Five things I’ve learned (and continue to learn!) since opening my Etsy shop
- Photos are really difficult to take!
- I have taken so many photos of my jewelry it makes me sick thinking about it! The number one advice I can give you is to learn about the settings on your camera. When I started taking photos I had no idea my camera had a macro setting. I had no idea how to change the white balance or shutter speed on my camera. After learning about these settings my photos are much, much better. Not perfect, but better! Check out the before and after on my Amber Ice Cube earrings:
- Promote constantly.
- I’ve learned that hanging out in the forums is a great way to promote as well as discover new shops. I’ve had a more than a few sales from shops that have seen me in the forums so I recommend posting at least a few times a day.
- Write thorough item descriptions.
- This is something that makes sense, yet it was difficult for me to do. Now I try to give measurements of all major beads or components, lengths of anything, as well as saying exactly what types of wire, chain, or beads I use. The more detailed, the better. Remember, people can’t touch or hold your items so more description leads to more potential sales.
- Create a catchy banner and avatar.
- Create a banner and avatar that is in line with your product and brand. Banners are one of the first things a potential customer sees when they enter your shop. Make it memorable! Avatars are especially important in the forums. You need a creative avatar that will stand out amongst hundreds of others. If it isn’t clickable no one will find your shop. This is a struggle for me so I’m making it a major goal for 2010.
- Write thorough shop policies.
- Shop policies are there to cover you if a customer doesn’t like something about their order.

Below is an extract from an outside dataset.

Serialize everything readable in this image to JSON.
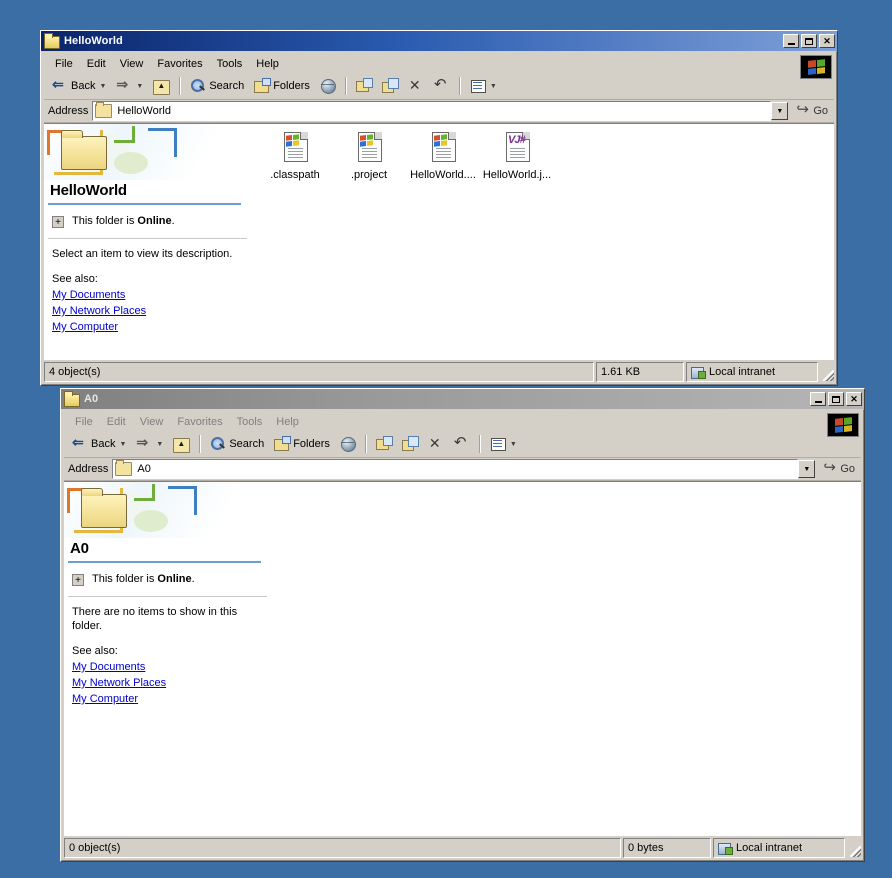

Make them as detailed as possible. Try to think of every scenario possible and put it in the policies. The topics I think are the important are returns/refunds, exchanges, losses, damages and shipping (where and how much). The more you cover yourself, the better off you will be!